= Supplied records =

^^^^^^^^^^^^^^^^

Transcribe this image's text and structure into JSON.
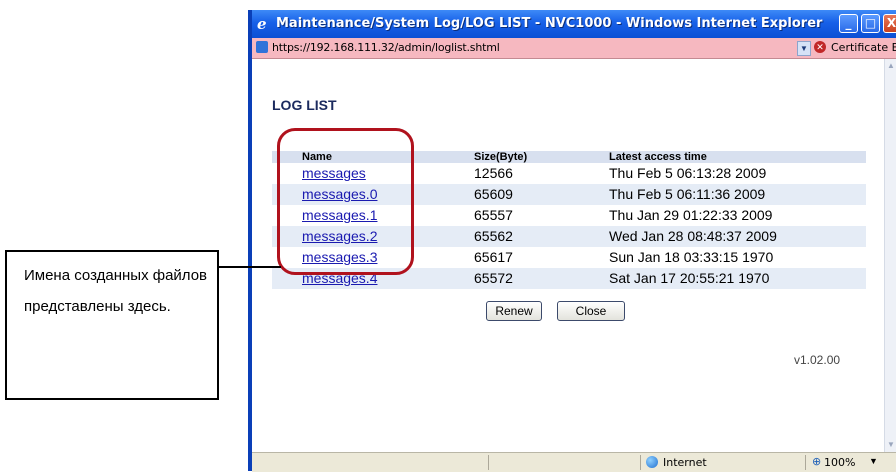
{
  "window": {
    "title": "Maintenance/System Log/LOG LIST - NVC1000 - Windows Internet Explorer",
    "minimize_glyph": "_",
    "maximize_glyph": "□",
    "close_glyph": "X"
  },
  "address_bar": {
    "url": "https://192.168.111.32/admin/loglist.shtml",
    "certificate_label": "Certificate Error"
  },
  "page": {
    "title": "LOG LIST",
    "columns": [
      "Name",
      "Size(Byte)",
      "Latest access time"
    ],
    "rows": [
      {
        "name": "messages",
        "size": "12566",
        "time": "Thu Feb 5 06:13:28 2009"
      },
      {
        "name": "messages.0",
        "size": "65609",
        "time": "Thu Feb 5 06:11:36 2009"
      },
      {
        "name": "messages.1",
        "size": "65557",
        "time": "Thu Jan 29 01:22:33 2009"
      },
      {
        "name": "messages.2",
        "size": "65562",
        "time": "Wed Jan 28 08:48:37 2009"
      },
      {
        "name": "messages.3",
        "size": "65617",
        "time": "Sun Jan 18 03:33:15 1970"
      },
      {
        "name": "messages.4",
        "size": "65572",
        "time": "Sat Jan 17 20:55:21 1970"
      }
    ],
    "renew_label": "Renew",
    "close_label": "Close",
    "version": "v1.02.00"
  },
  "status_bar": {
    "zone": "Internet",
    "zoom": "100%"
  },
  "callout": {
    "text": "Имена созданных файлов представлены здесь."
  },
  "colors": {
    "titlebar": "#1760e8",
    "address_bar_error": "#f6b8c0",
    "highlight": "#b0121d",
    "table_header": "#d8e0ef",
    "link": "#1a1ab0"
  }
}
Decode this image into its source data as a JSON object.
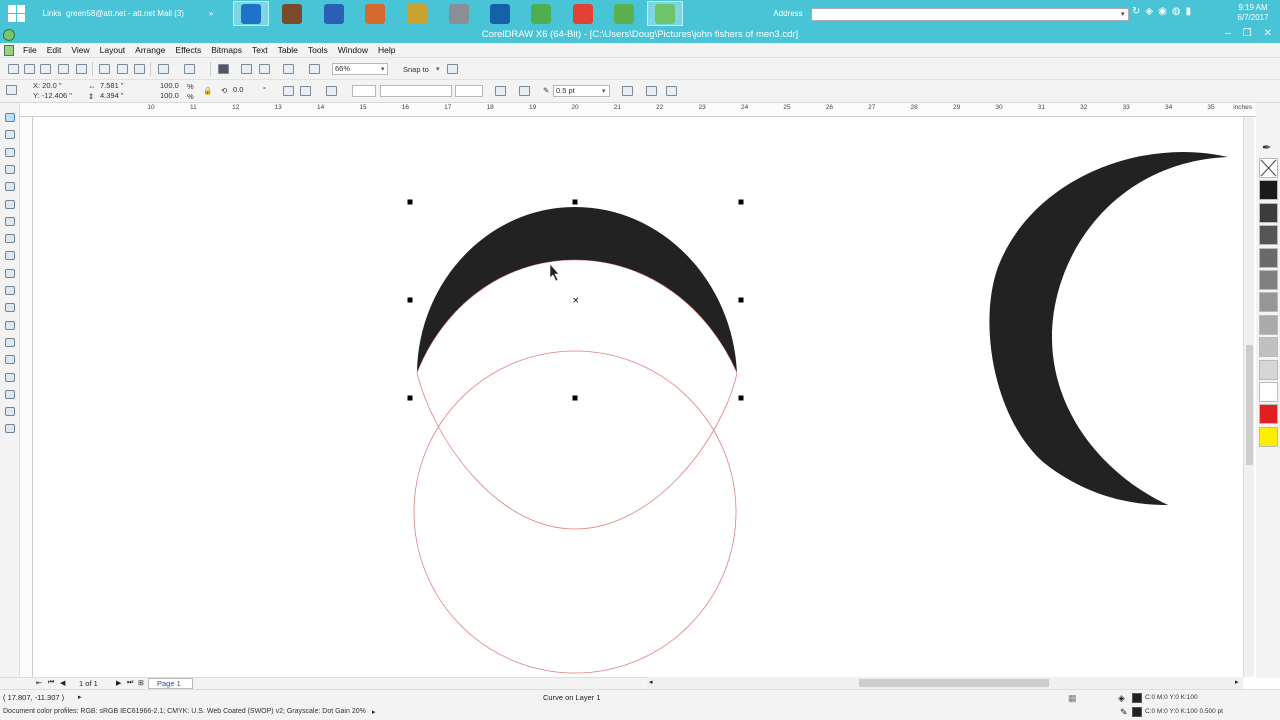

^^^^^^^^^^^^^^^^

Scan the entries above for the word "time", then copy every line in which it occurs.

      "Latest access time"
        "time": "Thu Feb 5 06:13:28 2009"
        "time": "Thu Feb 5 06:11:36 2009"
        "time": "Thu Jan 29 01:22:33 2009"
        "time": "Wed Jan 28 08:48:37 2009"
        "time": "Sun Jan 18 03:33:15 1970"
        "time": "Sat Jan 17 20:55:21 1970"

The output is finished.